A new study conducted by the University of Washington found that 60 percent of participants were less likely to be arrested than a control group. The findings prove that prison and jails are only a minor deterrent in combating addiction in the United States. Advocates of the program are calling upon the president for an expansion of drug court programs and copy the Seattle program nationwide, according to the article.
"This is a big deal — bigger reductions than are seen in almost any criminal justice interventions," wrote Lisa Daugaard, policy director at King County's Public Defender Association. "This makes the case for 'system as usual' processing (even with drug courts) very weak."

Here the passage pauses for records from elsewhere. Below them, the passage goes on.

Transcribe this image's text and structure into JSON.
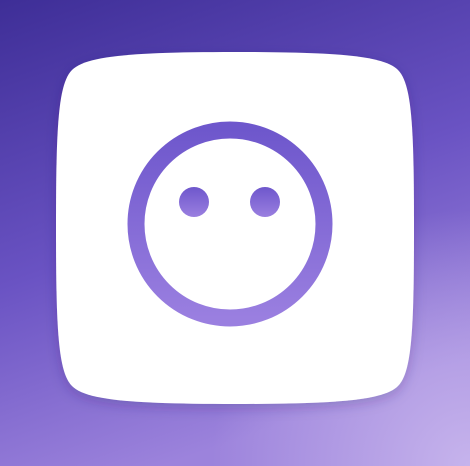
{
  "colors": {
    "background_top": "#3e2e97",
    "background_mid": "#6a53c3",
    "background_bottom": "#9c83dc",
    "background_glow": "#cbb9ee",
    "tile": "#ffffff",
    "glyph_top": "#6e57cc",
    "glyph_bottom": "#9a7fe0"
  },
  "app_icon": {
    "icon_name": "smiley-face-icon"
  }
}
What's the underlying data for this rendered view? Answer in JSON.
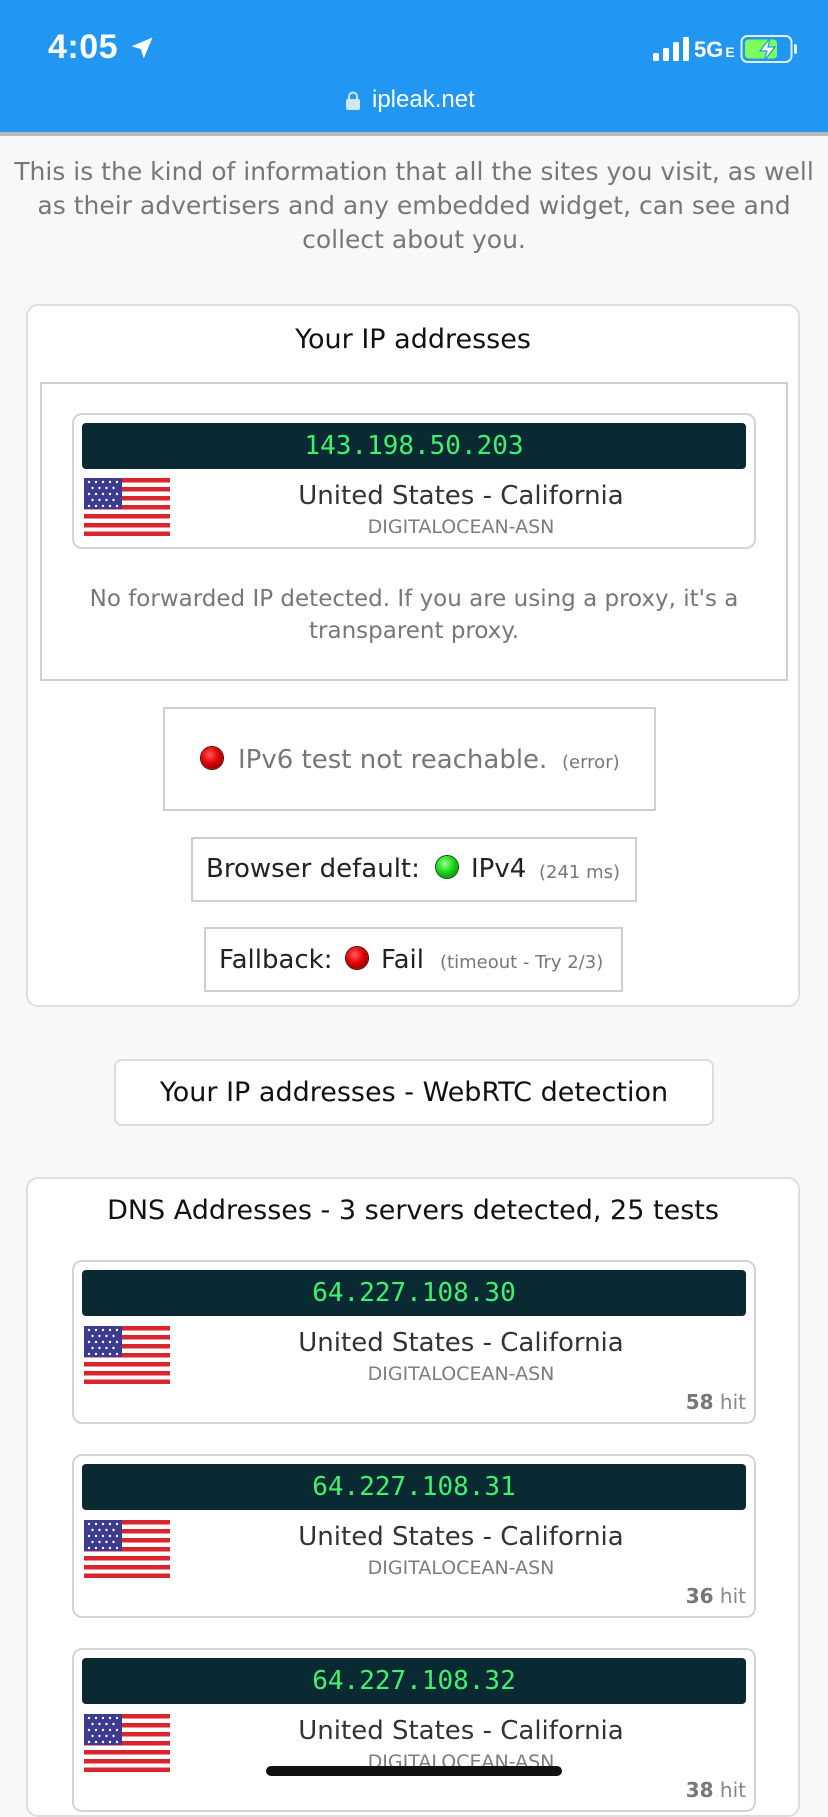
{
  "status_bar": {
    "time": "4:05",
    "network": "5G",
    "network_suffix": "E",
    "icons": [
      "location-arrow-icon",
      "signal-bars-icon",
      "battery-charging-icon"
    ]
  },
  "browser": {
    "url": "ipleak.net",
    "lock_icon": "lock-icon",
    "accent_color": "#2196f3"
  },
  "intro": "This is the kind of information that all the sites you visit, as well as their advertisers and any embedded widget, can see and collect about you.",
  "ip_section": {
    "title": "Your IP addresses",
    "ip": {
      "address": "143.198.50.203",
      "location": "United States - California",
      "asn": "DIGITALOCEAN-ASN",
      "flag": "us-flag-icon"
    },
    "forward_note": "No forwarded IP detected. If you are using a proxy, it's a transparent proxy.",
    "ipv6": {
      "status": "red",
      "text": "IPv6 test not reachable.",
      "detail": "(error)"
    },
    "browser_default": {
      "label": "Browser default:",
      "status": "green",
      "value": "IPv4",
      "detail": "(241 ms)"
    },
    "fallback": {
      "label": "Fallback:",
      "status": "red",
      "value": "Fail",
      "detail": "(timeout - Try 2/3)"
    }
  },
  "webrtc_button": "Your IP addresses - WebRTC detection",
  "dns_section": {
    "title": "DNS Addresses - 3 servers detected, 25 tests",
    "servers": [
      {
        "address": "64.227.108.30",
        "location": "United States - California",
        "asn": "DIGITALOCEAN-ASN",
        "hits": "58",
        "hit_label": "hit"
      },
      {
        "address": "64.227.108.31",
        "location": "United States - California",
        "asn": "DIGITALOCEAN-ASN",
        "hits": "36",
        "hit_label": "hit"
      },
      {
        "address": "64.227.108.32",
        "location": "United States - California",
        "asn": "DIGITALOCEAN-ASN",
        "hits": "38",
        "hit_label": "hit"
      }
    ]
  },
  "colors": {
    "ip_bar_bg": "#092a33",
    "ip_text": "#3ff26e",
    "status_red": "#e00000",
    "status_green": "#19d619"
  }
}
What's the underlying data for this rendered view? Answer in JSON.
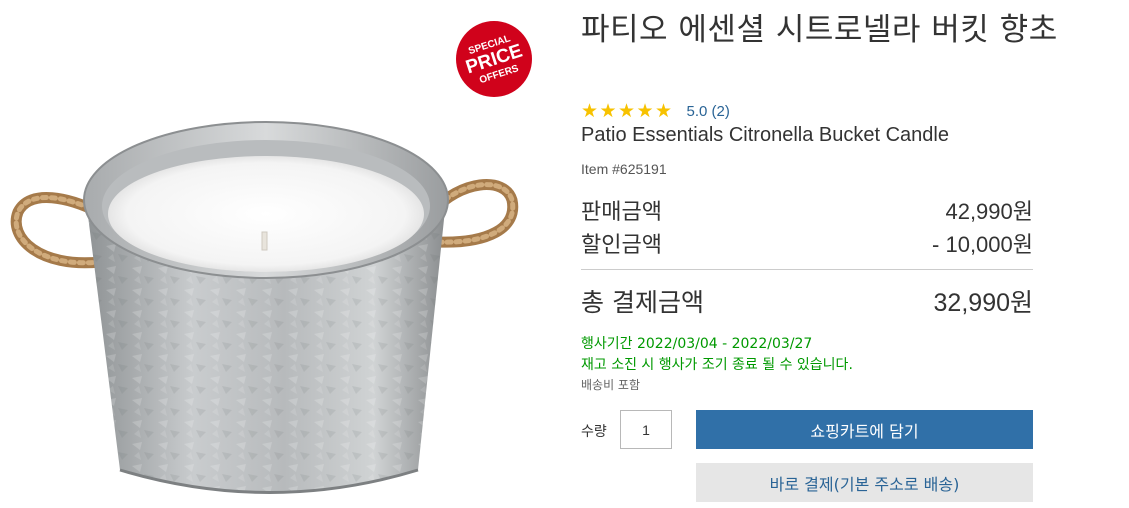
{
  "product": {
    "title": "파티오 에센셜 시트로넬라 버킷 향초",
    "subtitle": "Patio Essentials Citronella Bucket Candle",
    "item_number": "Item #625191",
    "rating": {
      "stars": 5,
      "text": "5.0 (2)"
    },
    "image_icon": "citronella-bucket-candle-photo",
    "badge": {
      "lines": [
        "SPECIAL",
        "PRICE",
        "OFFERS"
      ],
      "color": "#d0021b"
    }
  },
  "pricing": {
    "sale_label": "판매금액",
    "sale_value": "42,990원",
    "discount_label": "할인금액",
    "discount_value": "- 10,000원",
    "total_label": "총 결제금액",
    "total_value": "32,990원"
  },
  "promo": {
    "period": "행사기간 2022/03/04 - 2022/03/27",
    "note": "재고 소진 시 행사가 조기 종료 될 수 있습니다.",
    "shipping": "배송비 포함",
    "color": "#009900"
  },
  "purchase": {
    "qty_label": "수량",
    "qty_value": "1",
    "add_to_cart": "쇼핑카트에 담기",
    "buy_now": "바로 결제(기본 주소로 배송)",
    "primary_color": "#3070a8"
  }
}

The problem with most drug court programs throughout the country is their strict rules regarding relapse. They do not take into consideration just how powerful addiction is; threatening jail time to an addict if they relapse is not always a big enough deterrent. Which is why the Seattle program takes a different approach, participants aren't threatened with jail time or with being kicked out if they relapse. Without the fear of messing up here and there, addicts are able to focus on their recovery and putting the pieces of their life back together.
The study found that between October 2011 and July 2014, Seattle police assisted 203 people enroll in LEAD, the article reports. Instead of sending them to jail they were given case managers and provided with:
- Motel Rooms
- Drug Treatment
- Job Training